_How to complete this task_
Lines with the word "Yesterday" are the ones wanted. Copy each of them from the entries below.

Items from an interface collection
____________________

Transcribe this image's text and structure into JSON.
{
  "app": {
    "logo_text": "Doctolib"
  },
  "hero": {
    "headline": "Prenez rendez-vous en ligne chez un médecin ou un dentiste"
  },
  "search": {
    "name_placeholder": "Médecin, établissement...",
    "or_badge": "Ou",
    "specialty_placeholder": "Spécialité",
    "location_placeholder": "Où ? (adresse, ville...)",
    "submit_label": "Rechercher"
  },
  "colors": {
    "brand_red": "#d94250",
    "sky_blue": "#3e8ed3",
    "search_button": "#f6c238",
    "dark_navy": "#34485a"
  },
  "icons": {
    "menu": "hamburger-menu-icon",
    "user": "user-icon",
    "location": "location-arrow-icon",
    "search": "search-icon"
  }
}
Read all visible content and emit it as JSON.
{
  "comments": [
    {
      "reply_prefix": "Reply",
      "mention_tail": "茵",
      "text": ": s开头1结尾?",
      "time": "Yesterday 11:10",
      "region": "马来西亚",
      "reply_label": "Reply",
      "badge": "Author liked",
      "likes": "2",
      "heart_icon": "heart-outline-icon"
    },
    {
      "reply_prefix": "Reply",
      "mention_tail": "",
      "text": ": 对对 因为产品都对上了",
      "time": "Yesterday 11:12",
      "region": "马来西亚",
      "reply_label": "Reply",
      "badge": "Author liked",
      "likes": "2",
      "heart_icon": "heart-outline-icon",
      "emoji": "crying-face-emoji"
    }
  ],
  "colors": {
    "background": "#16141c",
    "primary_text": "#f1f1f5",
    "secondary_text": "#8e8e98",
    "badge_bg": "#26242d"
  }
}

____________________

_Reply to the exercise_
      "time": "Yesterday 11:10",
      "time": "Yesterday 11:12",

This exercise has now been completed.